Answer. I should think about fifteen miles, and the direction about northeast.

Question. Will you state whether within your knowledge there was any application direct or indirect on the part of those speaking for the accused or in his name to obtain for him a safeguard on giving his parole.

Answer. There was a direct application at Sedalia and at his residence. I do not know whether it authorized by the accused or not.

Question. Was there no hostility toward the accused on the part of the intelliget loyal home guards, or was not that hostility general among all loyal citizens and soldiers?
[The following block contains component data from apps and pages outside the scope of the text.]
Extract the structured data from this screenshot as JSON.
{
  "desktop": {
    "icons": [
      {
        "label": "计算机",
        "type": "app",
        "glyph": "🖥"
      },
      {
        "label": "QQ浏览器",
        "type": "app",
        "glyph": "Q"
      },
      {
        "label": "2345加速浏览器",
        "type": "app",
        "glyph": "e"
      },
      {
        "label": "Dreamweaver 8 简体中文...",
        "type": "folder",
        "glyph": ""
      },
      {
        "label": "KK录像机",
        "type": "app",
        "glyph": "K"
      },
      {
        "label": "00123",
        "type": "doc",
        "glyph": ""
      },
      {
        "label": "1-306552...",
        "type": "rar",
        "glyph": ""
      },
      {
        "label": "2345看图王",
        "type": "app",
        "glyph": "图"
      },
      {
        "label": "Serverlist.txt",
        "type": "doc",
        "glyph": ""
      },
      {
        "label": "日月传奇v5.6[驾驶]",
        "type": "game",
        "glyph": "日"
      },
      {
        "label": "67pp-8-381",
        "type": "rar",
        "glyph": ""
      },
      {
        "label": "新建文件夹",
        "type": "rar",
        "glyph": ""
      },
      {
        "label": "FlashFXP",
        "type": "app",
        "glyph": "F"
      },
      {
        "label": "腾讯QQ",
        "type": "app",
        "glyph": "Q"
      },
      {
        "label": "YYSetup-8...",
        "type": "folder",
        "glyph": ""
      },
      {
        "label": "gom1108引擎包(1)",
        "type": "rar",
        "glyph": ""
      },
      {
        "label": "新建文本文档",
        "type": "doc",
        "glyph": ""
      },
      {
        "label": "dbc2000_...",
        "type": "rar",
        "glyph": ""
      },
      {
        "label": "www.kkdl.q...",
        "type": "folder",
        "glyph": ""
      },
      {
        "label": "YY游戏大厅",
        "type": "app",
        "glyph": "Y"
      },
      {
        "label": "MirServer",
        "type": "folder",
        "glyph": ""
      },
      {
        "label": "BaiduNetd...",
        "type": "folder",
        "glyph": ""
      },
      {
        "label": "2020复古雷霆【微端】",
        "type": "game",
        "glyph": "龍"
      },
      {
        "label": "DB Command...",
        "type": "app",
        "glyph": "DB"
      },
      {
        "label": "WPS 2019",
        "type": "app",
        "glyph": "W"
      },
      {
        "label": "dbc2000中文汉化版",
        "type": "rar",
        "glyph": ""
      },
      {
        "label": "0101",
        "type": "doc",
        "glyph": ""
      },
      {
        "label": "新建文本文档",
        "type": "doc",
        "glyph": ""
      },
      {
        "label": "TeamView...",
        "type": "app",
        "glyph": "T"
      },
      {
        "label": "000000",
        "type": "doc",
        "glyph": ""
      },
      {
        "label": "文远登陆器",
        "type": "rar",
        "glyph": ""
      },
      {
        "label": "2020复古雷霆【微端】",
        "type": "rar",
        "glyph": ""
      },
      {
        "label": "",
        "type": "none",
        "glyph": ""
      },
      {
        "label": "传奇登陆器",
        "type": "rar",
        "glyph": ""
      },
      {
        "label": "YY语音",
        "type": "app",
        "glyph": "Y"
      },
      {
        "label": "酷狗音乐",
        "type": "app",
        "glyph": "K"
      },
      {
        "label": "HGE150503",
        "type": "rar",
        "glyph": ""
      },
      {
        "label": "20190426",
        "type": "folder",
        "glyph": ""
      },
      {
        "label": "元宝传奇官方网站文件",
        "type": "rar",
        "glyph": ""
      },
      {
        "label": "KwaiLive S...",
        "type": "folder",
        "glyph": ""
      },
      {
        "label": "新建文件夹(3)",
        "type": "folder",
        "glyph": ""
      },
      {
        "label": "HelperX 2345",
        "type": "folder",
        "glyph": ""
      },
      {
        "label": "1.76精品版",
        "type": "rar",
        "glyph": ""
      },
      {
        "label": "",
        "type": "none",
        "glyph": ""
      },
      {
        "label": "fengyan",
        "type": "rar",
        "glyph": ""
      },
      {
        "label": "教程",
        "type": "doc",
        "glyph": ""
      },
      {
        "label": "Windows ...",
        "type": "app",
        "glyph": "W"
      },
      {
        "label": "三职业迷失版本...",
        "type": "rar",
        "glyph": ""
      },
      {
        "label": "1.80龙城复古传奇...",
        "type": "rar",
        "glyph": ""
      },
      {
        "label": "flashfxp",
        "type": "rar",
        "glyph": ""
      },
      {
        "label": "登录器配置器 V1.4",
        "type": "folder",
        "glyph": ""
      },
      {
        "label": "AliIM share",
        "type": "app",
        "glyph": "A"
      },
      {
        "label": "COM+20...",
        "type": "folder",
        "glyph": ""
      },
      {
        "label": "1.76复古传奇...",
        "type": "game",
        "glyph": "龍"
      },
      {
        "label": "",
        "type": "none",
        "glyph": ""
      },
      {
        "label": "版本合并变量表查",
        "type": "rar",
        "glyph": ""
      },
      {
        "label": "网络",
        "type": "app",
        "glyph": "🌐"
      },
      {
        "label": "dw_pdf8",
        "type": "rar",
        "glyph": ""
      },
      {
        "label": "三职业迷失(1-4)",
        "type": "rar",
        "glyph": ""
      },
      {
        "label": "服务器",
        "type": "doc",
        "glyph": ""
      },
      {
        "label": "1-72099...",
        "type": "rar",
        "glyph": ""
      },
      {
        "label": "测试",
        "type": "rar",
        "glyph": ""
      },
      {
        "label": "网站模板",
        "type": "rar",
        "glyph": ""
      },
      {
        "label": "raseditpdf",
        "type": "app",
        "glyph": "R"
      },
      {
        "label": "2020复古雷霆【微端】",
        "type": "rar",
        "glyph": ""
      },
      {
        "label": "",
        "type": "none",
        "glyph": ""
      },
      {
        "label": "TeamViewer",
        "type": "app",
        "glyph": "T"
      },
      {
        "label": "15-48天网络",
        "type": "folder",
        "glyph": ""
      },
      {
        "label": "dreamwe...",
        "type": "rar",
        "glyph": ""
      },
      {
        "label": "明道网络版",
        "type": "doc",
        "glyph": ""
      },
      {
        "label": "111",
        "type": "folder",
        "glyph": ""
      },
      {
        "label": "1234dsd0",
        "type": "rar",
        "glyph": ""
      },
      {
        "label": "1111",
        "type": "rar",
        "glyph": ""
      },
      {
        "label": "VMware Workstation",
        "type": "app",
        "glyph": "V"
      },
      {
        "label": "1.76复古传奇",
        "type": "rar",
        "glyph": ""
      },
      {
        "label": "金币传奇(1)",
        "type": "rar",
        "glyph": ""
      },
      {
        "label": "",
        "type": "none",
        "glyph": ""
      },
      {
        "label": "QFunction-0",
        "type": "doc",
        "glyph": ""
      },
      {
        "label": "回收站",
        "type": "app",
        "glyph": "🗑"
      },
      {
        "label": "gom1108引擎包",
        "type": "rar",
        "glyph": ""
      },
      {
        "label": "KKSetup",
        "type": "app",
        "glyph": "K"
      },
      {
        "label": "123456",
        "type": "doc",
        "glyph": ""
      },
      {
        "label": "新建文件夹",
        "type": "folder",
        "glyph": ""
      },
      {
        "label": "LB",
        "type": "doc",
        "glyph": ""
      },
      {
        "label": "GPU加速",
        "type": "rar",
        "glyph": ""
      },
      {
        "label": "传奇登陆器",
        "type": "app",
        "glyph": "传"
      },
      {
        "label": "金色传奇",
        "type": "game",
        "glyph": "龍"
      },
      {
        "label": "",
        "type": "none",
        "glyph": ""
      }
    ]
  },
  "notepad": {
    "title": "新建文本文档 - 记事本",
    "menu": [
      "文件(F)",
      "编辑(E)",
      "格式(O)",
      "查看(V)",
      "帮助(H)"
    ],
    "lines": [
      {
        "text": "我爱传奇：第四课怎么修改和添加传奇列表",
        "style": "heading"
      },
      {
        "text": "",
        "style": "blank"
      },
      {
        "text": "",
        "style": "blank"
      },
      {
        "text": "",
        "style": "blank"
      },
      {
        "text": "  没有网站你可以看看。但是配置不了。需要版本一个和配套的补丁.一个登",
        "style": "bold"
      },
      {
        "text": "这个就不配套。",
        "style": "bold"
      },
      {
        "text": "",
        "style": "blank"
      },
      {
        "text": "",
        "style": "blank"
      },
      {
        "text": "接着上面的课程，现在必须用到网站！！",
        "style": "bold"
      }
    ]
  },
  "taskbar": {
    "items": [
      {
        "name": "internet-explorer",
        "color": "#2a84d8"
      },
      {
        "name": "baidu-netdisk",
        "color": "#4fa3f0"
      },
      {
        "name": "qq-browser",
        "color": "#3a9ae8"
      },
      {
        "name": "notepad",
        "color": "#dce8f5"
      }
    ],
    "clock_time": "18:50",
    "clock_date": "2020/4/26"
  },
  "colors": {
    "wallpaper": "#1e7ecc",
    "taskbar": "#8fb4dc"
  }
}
Answer. There seemed to be a marked personal interest and friendship on the part of the intelligent loyal citizens and home guards for the accused, but strongly condemned his course in connecting himself with the enemies of the Government.

Question. Do you know or have you reason to believe that the hostility of the loyal home guards or of any other soldier or citizen would lead them to rob or maltreat the accused whether he had or had not a safeguard?

Answer. I have no reason to believe that they would. I never heard him threatened by any body or person.

Question. Do you know of your own knowledge that the accused was a colonel in the service of General Price or of the Confederate States, or only from hearsay?

Answer. Only from hearsay. I do not know of my own personal knowledge.

Question. State the date when the treaty was made with the committee of seven gentlemen and whether or not the accused informed you that he was a private gentlemant or an officer in the service of General Price, or of the Confederate States.

Answer. On or about the 14th of August, 1861. I had no conversation with the accused at the meeting of the committee referred to. Major James B. Harris was the organ of the committee; and through him and in the presence of the entire committee I learned that the parties in the camp referred to did not wish to be considered in any light than private citizens.

Question. Had you any conversation with the accused about August 14, 1861, in reference to his beng a private gentleman and not an officer in arms against the United States?

Answer. I did not.


Question. In your interview with the accused was there anything said concerning the accused returning the safeguard should he change his intention of remaining at home?

Answer. There was not.